It is also worth mentioning that government bond yields in other countries, including Australia, Germany and New Zealand ended February with their highest monthly gains in years. Higher bond yields weigh on bullion’s status as an inflation hedge because it raises the opportunity cost of holding non-yield assets like gold.
Spot gold is currently trading at $1,753.17 per ounce as of 0616 GMT.
Axi’s chief global market strategist Stephen Innes noted that gold climbed up a bit because of the softer dollar and a slight reversal in yield trends. The passage of the U.S. stimulus package also supports bullion prices.
Meanwhile, the U.S. Food and Drug Administration issued an emergency use authorization for Johnson & Johnson’s single-dose COVID-19 vaccine. It is the third vaccine to be authorized in the U.S. after those from Moderna and Pfizer/BioNTech, which both require two doses. Anthony Fauci, the director of the National Institute of Allergy and Infectious Diseases, urged Americans to avail themselves whichever vaccine they are offered because all three are “highly efficacious” against COVID-19.
In physical trading, demand in India rose last week as bullion prices fell to their lowest in almost eight months.

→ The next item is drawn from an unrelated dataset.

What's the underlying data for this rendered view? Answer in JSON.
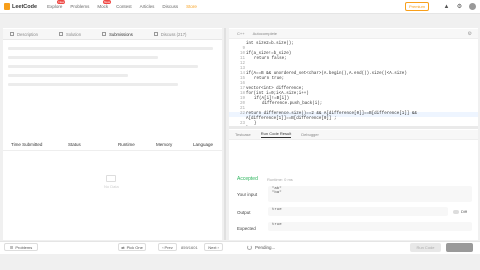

In Singapore, there is a growing interest in the yellow metal.
On the technical aspect of trading, Innes said that the psychological price level of $1,700 is very significant for gold. He added that the bullion needs to get past the $1,760-$1,765 range to have a chance to rise further.
In a related development, the U.S. Commodity Futures Trading Commission (CFTC) reported that market speculators reduced their bullish stance in COMEX gold contracts for the week that ended on February 23. Also, the holdings in SPDR Gold Trust, the largest gold-backed exchange-traded fund in the world, went down 0.6% on Friday to hit their lowest level in nine months.